Gray divorce in Tennessee: Preparing for retirement

It is highly likely that you know someone in Montgomery County who is divorced, going through a divorce or thinking about it. There are many reasons why people divorce and it has become quite common for couples to call it quits and start over as single people.

Gray divorce

A study from Bowling Green University states that adults over the age of 50 are divorcing at a higher rate than ever before. In 2010, over 600,000 people in this age range were granted a divorce and the numbers are expected to climb over the next several years. The study did not attempt to explain why older people are divorcing but only discusses this new trend, termed gray divorce.

While older couples generally do not have to worry about child custody or child support, they do face some unique challenges. The biggest one is retirement, since by the time a person reaches their 50's they are often starting to wind down in their career. USA Today points out that divorcing later can have a significant impact on spouses, especially wives. The reason for this is because many wives have stayed at home to raise their children and may have limited work skills or no college education.

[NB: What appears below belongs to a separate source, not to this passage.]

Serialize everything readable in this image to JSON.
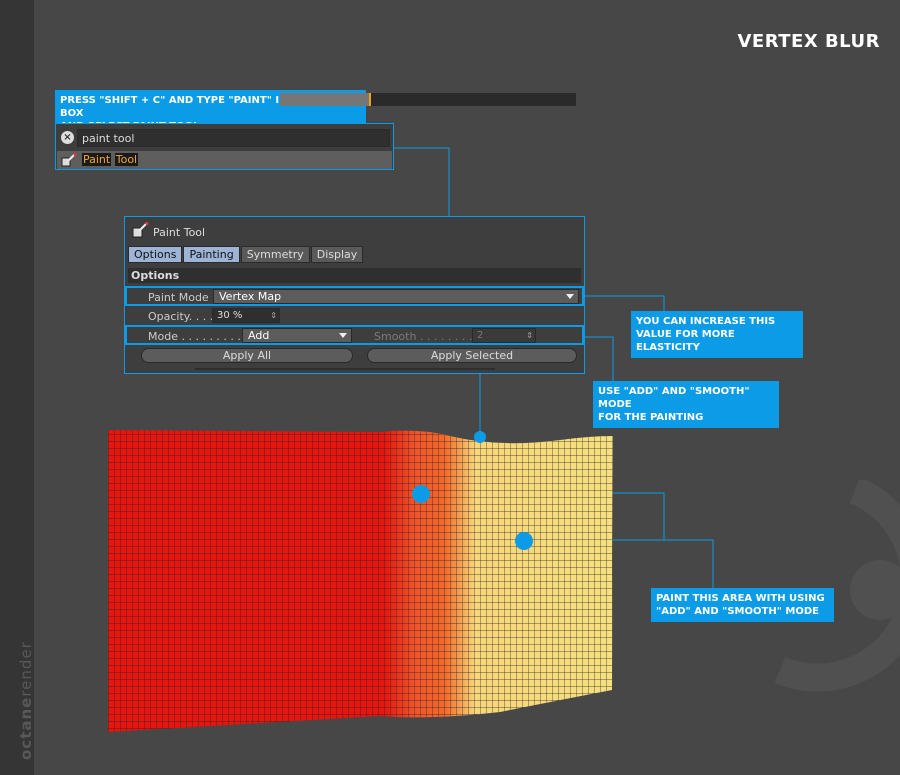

Retirement plans are marital property

Forbes reports that many spouses, women especially, do not understand that retirement plans can be considered marital property. It does not matter whether the retirement is through the spouse's employment or if only one spouse's name is on the 401k or IRA accounts. Often spouses overlook this important fact and for an older spouse, that could deny him, or her, the ability to retire.

Dividing retirement plans can be tricky as most have strict rules regarding early withdrawals or transfers according to Fox Business. For example, if a couple is dividing the contents of an IRA account, then the easiest way to do so would be to create a new IRA account for the other spouse and transfer the amount to that new account. If a spouse has a pension plan, there will be a question of changing the beneficiary to prevent a former spouse from claiming those benefits.

Adjustment on retirement plans

Many older couples are able to work together and want the other spouse to have an equal share. However, retirement plans will now have to support two lifestyles and this means that spouses will likely have to make some adjustments. These adjustments include:

  • Selling the family home to buy two smaller homes
  • Agreeing not to give money to help the children
  • Cutting down travel plans
  • Eating out less often
  • Cutting out unnecessary expenses

Spouses may also want to think about putting off retirement for a little while in order to rebuild their retirement plans so that they can have the type of retirement they want or have the means to take care of any longtime medical care or unexpected health issues. Speaking with an experienced attorney can help spouses understand what they will need for their financial future as they plan for life as a single adult.